Objectives: To examine the association between retinal microvascular signs, as a proxy for cerebral microvascular disease, and cognitive impairment.
Design: Cross-sectional population-based study.
Setting: Urban population survey
Participants: One thousand nine hundred eighty-eight persons aged 49 to 97.
Measurements: All participants underwent retinal photography and had the Mini-Mental State Examination (MMSE) administered by trained personnel. Retinal photographs were masked and graded for retinopathy signs (microaneurysms, hemorrhages, hard exudates, cotton wool spots), and retinal vessel calibers were measured using a validated computer-assisted method. Cognitive impairment was defined as an MMSE score of 23 or less, in line with other epidemiological studies.
Results: Cognitive impairment was present in 121 participants (6.1%). In the total population, after adjusting for age, sex, blood pressure, diabetes mellitus, smoking, cardiovascular disease, education, and other factors, retinal venular dilation was associated with cognitive impairment (odds ratio (OR)=1.8, 95% confidence interval (95% CI)=1.0-3.2, P=.03). In persons with hypertension, retinopathy signs (adjusted OR=1.7, 95% CI=1.0-3.2, P=.05) and retinal venular dilation (adjusted OR=2.7, 95% CI=1.2-6.1, P=.01) were associated with cognitive impairment.

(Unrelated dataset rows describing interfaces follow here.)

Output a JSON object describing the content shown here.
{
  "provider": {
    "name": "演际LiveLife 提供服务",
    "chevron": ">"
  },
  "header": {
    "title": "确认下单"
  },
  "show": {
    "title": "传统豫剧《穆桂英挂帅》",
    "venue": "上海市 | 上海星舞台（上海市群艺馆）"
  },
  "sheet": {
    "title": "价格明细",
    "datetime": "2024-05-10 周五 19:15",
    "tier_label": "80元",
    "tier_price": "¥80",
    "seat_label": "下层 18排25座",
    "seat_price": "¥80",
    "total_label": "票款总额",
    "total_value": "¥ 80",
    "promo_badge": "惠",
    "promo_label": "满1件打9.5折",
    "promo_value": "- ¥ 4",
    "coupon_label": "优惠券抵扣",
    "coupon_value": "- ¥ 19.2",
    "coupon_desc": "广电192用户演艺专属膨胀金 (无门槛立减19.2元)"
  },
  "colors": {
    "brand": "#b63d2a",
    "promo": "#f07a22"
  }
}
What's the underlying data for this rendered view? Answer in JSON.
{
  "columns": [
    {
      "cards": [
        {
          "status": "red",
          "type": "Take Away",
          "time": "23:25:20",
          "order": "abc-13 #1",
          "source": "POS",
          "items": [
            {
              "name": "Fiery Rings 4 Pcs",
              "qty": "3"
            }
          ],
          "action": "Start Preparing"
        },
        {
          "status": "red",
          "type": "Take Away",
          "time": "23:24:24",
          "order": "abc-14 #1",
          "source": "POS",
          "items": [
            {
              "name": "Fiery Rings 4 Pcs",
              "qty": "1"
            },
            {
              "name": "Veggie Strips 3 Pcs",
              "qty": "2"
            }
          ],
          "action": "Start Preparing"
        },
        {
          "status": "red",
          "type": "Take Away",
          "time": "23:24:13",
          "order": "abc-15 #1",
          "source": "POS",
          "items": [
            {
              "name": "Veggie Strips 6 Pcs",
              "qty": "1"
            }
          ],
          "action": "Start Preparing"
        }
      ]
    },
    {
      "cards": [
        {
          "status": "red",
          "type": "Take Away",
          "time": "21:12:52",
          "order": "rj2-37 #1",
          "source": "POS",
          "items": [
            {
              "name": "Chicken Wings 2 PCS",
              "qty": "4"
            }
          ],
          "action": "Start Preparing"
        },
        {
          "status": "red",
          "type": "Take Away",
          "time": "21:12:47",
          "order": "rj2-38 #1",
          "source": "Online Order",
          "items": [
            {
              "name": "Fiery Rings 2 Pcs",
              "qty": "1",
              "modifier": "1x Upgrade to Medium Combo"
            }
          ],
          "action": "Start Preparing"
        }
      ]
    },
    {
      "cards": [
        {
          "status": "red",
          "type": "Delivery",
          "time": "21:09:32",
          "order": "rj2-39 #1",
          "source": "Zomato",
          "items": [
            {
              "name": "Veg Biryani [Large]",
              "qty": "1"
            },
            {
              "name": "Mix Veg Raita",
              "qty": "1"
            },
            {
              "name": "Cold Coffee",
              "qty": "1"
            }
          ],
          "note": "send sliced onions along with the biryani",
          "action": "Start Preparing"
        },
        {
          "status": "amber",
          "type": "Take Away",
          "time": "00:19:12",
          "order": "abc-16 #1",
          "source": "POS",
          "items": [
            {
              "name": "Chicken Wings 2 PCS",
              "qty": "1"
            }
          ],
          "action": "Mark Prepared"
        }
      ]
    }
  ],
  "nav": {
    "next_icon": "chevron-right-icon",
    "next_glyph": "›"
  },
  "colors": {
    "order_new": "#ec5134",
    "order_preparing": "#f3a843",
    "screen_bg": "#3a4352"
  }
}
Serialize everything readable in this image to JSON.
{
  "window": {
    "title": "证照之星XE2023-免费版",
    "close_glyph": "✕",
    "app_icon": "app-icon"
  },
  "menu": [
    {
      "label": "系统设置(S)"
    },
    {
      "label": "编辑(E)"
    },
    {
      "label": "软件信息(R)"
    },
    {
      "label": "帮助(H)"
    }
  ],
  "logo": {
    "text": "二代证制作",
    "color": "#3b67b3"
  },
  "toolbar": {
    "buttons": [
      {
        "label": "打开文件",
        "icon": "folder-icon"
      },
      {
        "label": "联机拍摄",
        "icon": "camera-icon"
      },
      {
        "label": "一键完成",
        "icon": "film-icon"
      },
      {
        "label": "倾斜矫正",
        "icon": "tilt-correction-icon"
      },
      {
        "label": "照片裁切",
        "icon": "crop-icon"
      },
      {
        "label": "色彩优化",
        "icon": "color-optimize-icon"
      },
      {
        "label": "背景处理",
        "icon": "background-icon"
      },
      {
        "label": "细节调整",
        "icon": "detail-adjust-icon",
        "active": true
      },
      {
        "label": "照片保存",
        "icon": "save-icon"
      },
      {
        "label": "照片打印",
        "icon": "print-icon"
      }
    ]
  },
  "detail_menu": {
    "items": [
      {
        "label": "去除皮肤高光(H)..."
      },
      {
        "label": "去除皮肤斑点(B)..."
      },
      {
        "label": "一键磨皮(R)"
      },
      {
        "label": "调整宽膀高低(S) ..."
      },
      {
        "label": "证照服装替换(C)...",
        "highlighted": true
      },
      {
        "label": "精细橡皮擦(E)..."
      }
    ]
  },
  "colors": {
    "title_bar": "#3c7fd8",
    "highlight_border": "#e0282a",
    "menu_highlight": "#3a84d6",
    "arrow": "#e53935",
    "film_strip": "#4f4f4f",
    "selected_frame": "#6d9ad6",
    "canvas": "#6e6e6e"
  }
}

Conclusion: Retinal microvascular signs are associated with significant cognitive impairment, particularly in older persons with hypertension. These findings suggest that cerebral microvascular changes may contribute to cognitive deterioration.